Problem requirements — Where the records hold the string "view", show the whole line it sits on.

START Information shown

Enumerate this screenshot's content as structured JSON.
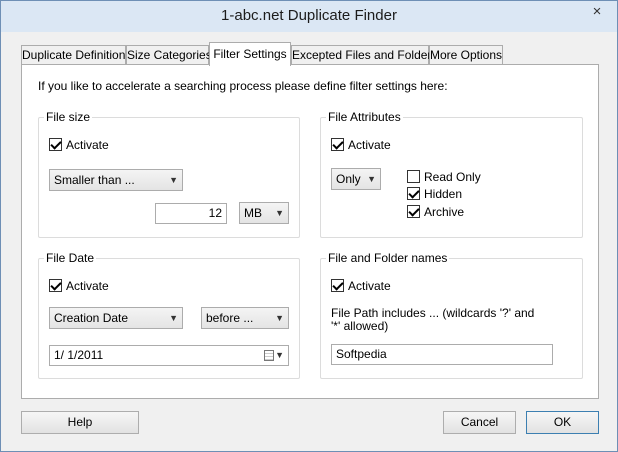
{
  "window": {
    "title": "1-abc.net Duplicate Finder",
    "close_icon": "×"
  },
  "tabs": [
    {
      "label": "Duplicate Definition"
    },
    {
      "label": "Size Categories"
    },
    {
      "label": "Filter Settings"
    },
    {
      "label": "Excepted Files and Folders"
    },
    {
      "label": "More Options"
    }
  ],
  "intro": "If you like to accelerate a searching process please define filter settings here:",
  "file_size": {
    "title": "File size",
    "activate_label": "Activate",
    "comparison": "Smaller than ...",
    "value": "12",
    "unit": "MB"
  },
  "file_attributes": {
    "title": "File Attributes",
    "activate_label": "Activate",
    "mode": "Only",
    "read_only_label": "Read Only",
    "hidden_label": "Hidden",
    "archive_label": "Archive"
  },
  "file_date": {
    "title": "File Date",
    "activate_label": "Activate",
    "date_type": "Creation Date",
    "comparison": "before ...",
    "date_value": "1/  1/2011"
  },
  "file_names": {
    "title": "File and Folder names",
    "activate_label": "Activate",
    "path_label": "File Path includes ... (wildcards '?' and '*' allowed)",
    "path_value": "Softpedia"
  },
  "buttons": {
    "help": "Help",
    "cancel": "Cancel",
    "ok": "OK"
  }
}
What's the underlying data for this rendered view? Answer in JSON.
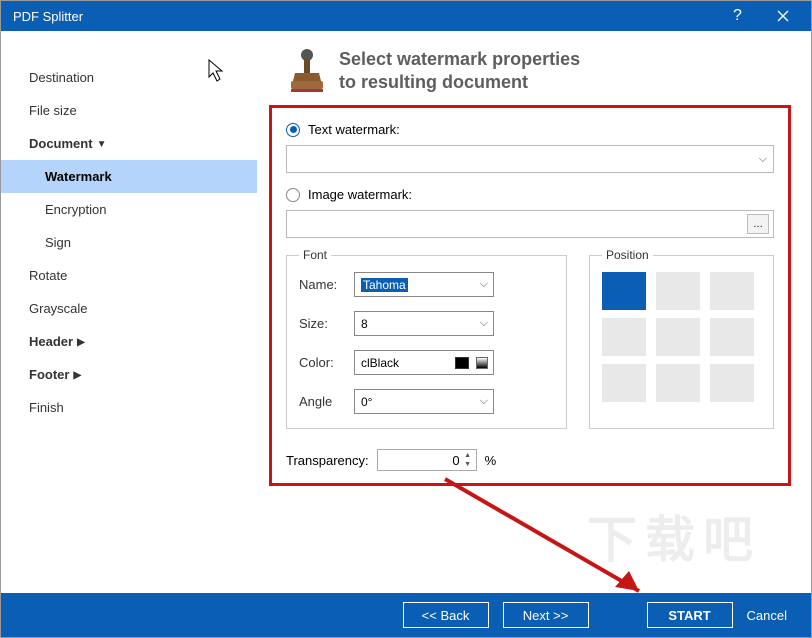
{
  "titlebar": {
    "title": "PDF Splitter"
  },
  "sidebar": {
    "items": [
      {
        "label": "Destination",
        "type": "item"
      },
      {
        "label": "File size",
        "type": "item"
      },
      {
        "label": "Document",
        "type": "parent-down"
      },
      {
        "label": "Watermark",
        "type": "child-selected"
      },
      {
        "label": "Encryption",
        "type": "child"
      },
      {
        "label": "Sign",
        "type": "child"
      },
      {
        "label": "Rotate",
        "type": "item"
      },
      {
        "label": "Grayscale",
        "type": "item"
      },
      {
        "label": "Header",
        "type": "parent-right"
      },
      {
        "label": "Footer",
        "type": "parent-right"
      },
      {
        "label": "Finish",
        "type": "item"
      }
    ]
  },
  "header": {
    "line1": "Select watermark properties",
    "line2": "to resulting document"
  },
  "panel": {
    "text_watermark_label": "Text watermark:",
    "image_watermark_label": "Image watermark:",
    "text_watermark_value": "",
    "image_watermark_value": "",
    "font_legend": "Font",
    "position_legend": "Position",
    "name_label": "Name:",
    "name_value": "Tahoma",
    "size_label": "Size:",
    "size_value": "8",
    "color_label": "Color:",
    "color_value": "clBlack",
    "angle_label": "Angle",
    "angle_value": "0°",
    "transparency_label": "Transparency:",
    "transparency_value": "0",
    "transparency_unit": "%",
    "position_selected": 0
  },
  "buttons": {
    "back": "<<  Back",
    "next": "Next  >>",
    "start": "START",
    "cancel": "Cancel"
  }
}
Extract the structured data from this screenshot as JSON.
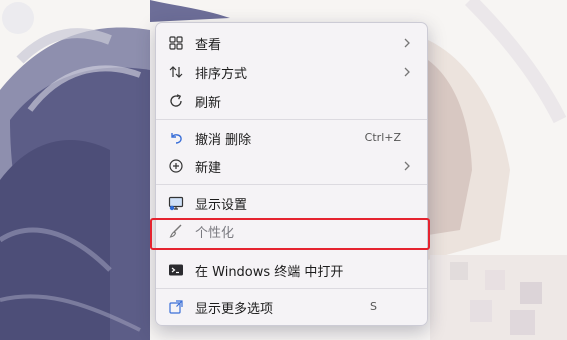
{
  "context_menu": {
    "items": [
      {
        "label": "查看",
        "icon": "grid-view-icon",
        "has_submenu": true
      },
      {
        "label": "排序方式",
        "icon": "sort-icon",
        "has_submenu": true
      },
      {
        "label": "刷新",
        "icon": "refresh-icon",
        "has_submenu": false
      },
      {
        "label": "撤消 删除",
        "icon": "undo-icon",
        "shortcut": "Ctrl+Z"
      },
      {
        "label": "新建",
        "icon": "new-plus-icon",
        "has_submenu": true
      },
      {
        "label": "显示设置",
        "icon": "display-settings-icon"
      },
      {
        "label": "个性化",
        "icon": "brush-icon",
        "highlighted": true
      },
      {
        "label": "在 Windows 终端 中打开",
        "icon": "terminal-icon"
      },
      {
        "label": "显示更多选项",
        "icon": "external-options-icon",
        "shortcut_partial": "S"
      }
    ]
  },
  "annotation": {
    "color": "#e5232f"
  }
}
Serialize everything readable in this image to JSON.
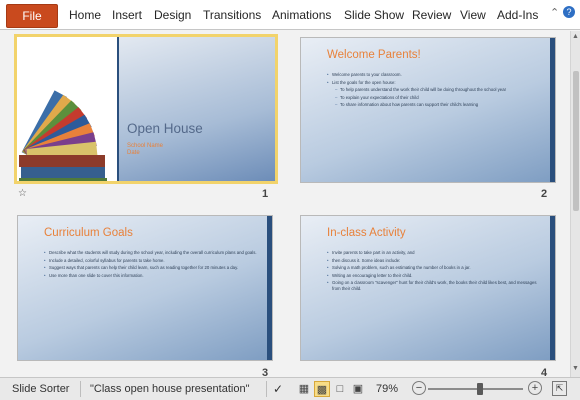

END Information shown

Answer below —
What's the underlying data for this rendered view? Answer in JSON.
        "icon": "grid-view-icon",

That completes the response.